And look who’s here!

Screen from Arizona Colt Returns


(Bad Lieutenant) #9

Not bad, pretty much for the reasons Bill San Antonio already mentioned. 6/10

Dutch review:


(Søren) #10

The first spaghetti Zorro film I’ve watched I think and this one at least is as mentioned above 100% spaghetti western. Very enjoyable. I got the Italian dvd which states Copyright 1972 Italian International Film on the back just to lay more credit to the 1972 release date


(IndioBlack) #11

Just been watching E CONTINUAVANO A CHIAMARLO FIGLIO DI… / ZORRO GIUSTIZIERO / ZORRO THE AVENGER.
At 01:05:16:15 in the Italian PAL version, there’s an over-shoulder shot of Fred Macaslim onto the Sheriff. On the wall in frame centre is a pencil sketch of Anthony Steffen, in what looks like his DJANGO IL BASTARDO outfit, which has been turned into a Wanted poster, with DEAD OR ALIVE printed at the bottom. He’s only worth $1000.
Thought it was funny, because Steffen isn’t in this movie.
They’re probably sharing the set from a movie with Steffen in it.
There’s also a partial glimpse at 00:22:22:07

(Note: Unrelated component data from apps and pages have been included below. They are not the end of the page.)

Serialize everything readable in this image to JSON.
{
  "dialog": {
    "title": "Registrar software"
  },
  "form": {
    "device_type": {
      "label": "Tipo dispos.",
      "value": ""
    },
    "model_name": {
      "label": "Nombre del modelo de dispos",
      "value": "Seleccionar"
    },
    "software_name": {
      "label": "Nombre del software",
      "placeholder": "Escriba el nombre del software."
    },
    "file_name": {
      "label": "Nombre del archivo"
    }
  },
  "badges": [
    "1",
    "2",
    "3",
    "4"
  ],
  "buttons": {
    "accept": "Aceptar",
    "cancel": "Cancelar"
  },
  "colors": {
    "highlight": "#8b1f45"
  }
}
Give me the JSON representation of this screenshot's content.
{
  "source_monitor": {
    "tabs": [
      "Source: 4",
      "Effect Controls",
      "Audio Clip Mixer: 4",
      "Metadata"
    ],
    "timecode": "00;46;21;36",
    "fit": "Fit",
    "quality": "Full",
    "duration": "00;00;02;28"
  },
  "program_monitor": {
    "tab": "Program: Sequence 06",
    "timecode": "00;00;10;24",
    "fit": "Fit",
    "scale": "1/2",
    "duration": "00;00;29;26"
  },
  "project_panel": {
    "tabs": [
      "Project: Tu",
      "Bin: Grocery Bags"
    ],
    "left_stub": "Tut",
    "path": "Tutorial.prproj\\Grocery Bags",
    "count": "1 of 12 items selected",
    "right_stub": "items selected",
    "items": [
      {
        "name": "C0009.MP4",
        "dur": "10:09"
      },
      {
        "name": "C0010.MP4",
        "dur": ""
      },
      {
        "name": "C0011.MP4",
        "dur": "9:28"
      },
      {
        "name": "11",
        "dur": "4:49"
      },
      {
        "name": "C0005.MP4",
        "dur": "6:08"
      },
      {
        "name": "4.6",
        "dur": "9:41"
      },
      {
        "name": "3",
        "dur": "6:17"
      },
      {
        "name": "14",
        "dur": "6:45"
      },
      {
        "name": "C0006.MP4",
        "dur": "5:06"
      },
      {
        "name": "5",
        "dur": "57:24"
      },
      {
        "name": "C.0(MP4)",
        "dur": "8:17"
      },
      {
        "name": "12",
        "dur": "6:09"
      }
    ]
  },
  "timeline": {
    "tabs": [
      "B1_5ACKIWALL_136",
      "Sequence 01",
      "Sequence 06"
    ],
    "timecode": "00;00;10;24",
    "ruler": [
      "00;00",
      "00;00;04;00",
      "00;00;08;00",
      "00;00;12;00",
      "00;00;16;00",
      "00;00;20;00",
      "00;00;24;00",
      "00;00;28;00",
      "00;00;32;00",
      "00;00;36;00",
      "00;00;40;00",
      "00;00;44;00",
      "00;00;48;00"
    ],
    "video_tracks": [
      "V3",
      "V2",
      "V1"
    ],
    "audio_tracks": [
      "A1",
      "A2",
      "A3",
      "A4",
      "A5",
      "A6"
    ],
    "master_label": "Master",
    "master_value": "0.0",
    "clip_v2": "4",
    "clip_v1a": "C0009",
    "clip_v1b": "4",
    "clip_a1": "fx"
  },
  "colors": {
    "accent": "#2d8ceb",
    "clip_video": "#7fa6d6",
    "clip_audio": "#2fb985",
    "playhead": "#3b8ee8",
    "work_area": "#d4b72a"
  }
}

(JonathanCorbett) #12

The Wanted poster comes from Martino’s Arizona si scatenò… e li fece fuori tutti! (about six minutes into the movie), my post above referred to this but the screenshots no longer appear.

The director’s brother Carlos Romero Marchent is in both films.


The Italian credits report only the Elios studios but the movie was clearly filmed - mainly if not entirely - in Golden City (Hoyo de Manzanares).


(JonathanCorbett) #13

For Italy the original running time turns out to be 94 minutes, which probably explains why in the DVD and TV version (from RaiMovie) credited Luis Gaspar doesn’t seem to be in the movie.

If IMDb is right in Spain the film was released on 21 February 1972, about four months before being submitted to Italian censorship.

It’s not the same set, Arizona Returns was mainly filmed at Elios (see post above)

I wonder who had the idea: Rafael Romero Marchent - also director of Garringo and ¿Quién grita venganza? - and his brother Carlos or Set decorator Demofilo Fidani and his daughter Simonetta who shortly before worked with Steffen in A Man Called Django?